So one of the fun parts about the Independence Day weekend is the American Revolution documentary marathons on the History and/or Discovery channels. Yep, I'm a geek. But my husband and I zoned out for awhile on Saturday afternoon and watched a little bit, just for fun. (We also like to make fun of the bad costuming in some, but they're really getting a lot better than they used to be, so it's less exciting now.)
So we're watching about the Siege of Charleston, which I researched to a nearly unhealthy degree for the first novel I wrote (currently drawer-ed, but ideas fermenting about a vast rewrite...), nitpicking that they left out "the best part" (how the American forces in the city made one last effort, more symbolic than anything, before surrendering, firing a huge cannon barrage as all the bells in Charleston pealed together--how's that for great TV?), when my husband looks intently at the TV and says:
"Hey, we know that guy!"
And we did know that guy. One of the bonuses/perils of being a reenactor is that our groups often either get tapped to film documentaries, or stock footage of reenactments is used to fill in generic scenes. So if you're watching a documentary on the time period you reenact, you're likely to start seeing people you know--or even yourself.

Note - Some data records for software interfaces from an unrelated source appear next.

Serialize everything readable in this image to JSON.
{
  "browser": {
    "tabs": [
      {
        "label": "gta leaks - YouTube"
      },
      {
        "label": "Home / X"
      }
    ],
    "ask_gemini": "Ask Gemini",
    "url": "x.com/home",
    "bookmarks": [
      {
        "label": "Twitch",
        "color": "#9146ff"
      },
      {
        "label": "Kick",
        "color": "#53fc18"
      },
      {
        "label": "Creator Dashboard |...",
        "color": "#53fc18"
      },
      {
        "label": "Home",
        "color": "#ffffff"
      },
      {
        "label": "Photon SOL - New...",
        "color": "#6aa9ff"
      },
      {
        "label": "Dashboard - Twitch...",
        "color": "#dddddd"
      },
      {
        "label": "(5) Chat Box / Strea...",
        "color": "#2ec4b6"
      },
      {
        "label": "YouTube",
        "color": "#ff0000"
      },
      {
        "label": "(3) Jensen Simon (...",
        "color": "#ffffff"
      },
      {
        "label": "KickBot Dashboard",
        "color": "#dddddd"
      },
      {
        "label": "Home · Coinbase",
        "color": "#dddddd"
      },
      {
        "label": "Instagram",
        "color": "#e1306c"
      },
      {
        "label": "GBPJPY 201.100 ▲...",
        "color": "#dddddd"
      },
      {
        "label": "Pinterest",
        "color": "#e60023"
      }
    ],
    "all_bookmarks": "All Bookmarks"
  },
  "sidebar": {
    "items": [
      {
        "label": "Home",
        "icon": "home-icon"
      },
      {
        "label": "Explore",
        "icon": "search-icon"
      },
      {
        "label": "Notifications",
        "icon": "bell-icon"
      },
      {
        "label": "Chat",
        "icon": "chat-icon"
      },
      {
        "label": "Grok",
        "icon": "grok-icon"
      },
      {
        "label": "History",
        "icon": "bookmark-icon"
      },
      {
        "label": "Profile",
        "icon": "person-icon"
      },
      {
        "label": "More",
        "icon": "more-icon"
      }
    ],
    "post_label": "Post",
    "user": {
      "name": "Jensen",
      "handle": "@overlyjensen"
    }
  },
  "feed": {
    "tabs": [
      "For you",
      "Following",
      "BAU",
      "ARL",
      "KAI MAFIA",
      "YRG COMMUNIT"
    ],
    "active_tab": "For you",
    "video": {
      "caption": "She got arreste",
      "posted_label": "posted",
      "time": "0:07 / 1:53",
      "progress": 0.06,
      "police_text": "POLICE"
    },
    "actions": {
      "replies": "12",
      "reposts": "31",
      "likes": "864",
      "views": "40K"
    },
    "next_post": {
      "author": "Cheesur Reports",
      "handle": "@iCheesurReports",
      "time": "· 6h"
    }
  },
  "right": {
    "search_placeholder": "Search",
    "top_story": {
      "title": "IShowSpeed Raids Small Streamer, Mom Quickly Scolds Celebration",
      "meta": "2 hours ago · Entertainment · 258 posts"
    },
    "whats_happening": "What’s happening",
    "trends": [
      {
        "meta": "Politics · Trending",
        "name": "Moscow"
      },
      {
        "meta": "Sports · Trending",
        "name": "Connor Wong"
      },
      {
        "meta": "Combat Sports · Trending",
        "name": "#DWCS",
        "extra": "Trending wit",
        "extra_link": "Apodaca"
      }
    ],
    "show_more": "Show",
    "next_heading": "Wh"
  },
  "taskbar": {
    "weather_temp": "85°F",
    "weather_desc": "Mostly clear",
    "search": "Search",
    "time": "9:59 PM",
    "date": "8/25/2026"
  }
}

So have I ever been in a documentary? None for the History Channel that I know of--but I've been at enough events where they were filming that it's possible I'm in a background somewhere. But our group was hired by another group--the Weather Channel. We did the episode of "When Weather Changed History" about the Revolution. You won't recognize me in any of the scenes--because I'm not there. My musket-toting, regimental-wearing alter-ego Obediah is. We didn't need women for the shoot, but to fill in the ranks, a few of us ladies dressed as men. (Sound familiar?). And I have to admit, it was pretty fun to watch the final product--friends of ours played main roles, including George Washington and Henry Knox. And I saw myself, a couple times--marching through the "rain" (ie water hose spraying across the road) and fighting the Battle of Trenton and Princeton in the "snow" (foamy, sudsy stuff that they sprayed on the ground in a big patch--it clung to your shoes and clothes like crazy!).
So Obediah was viewed coast-to-coast, and I was nowhere to be seen. Any brushes with fame you'd like to share?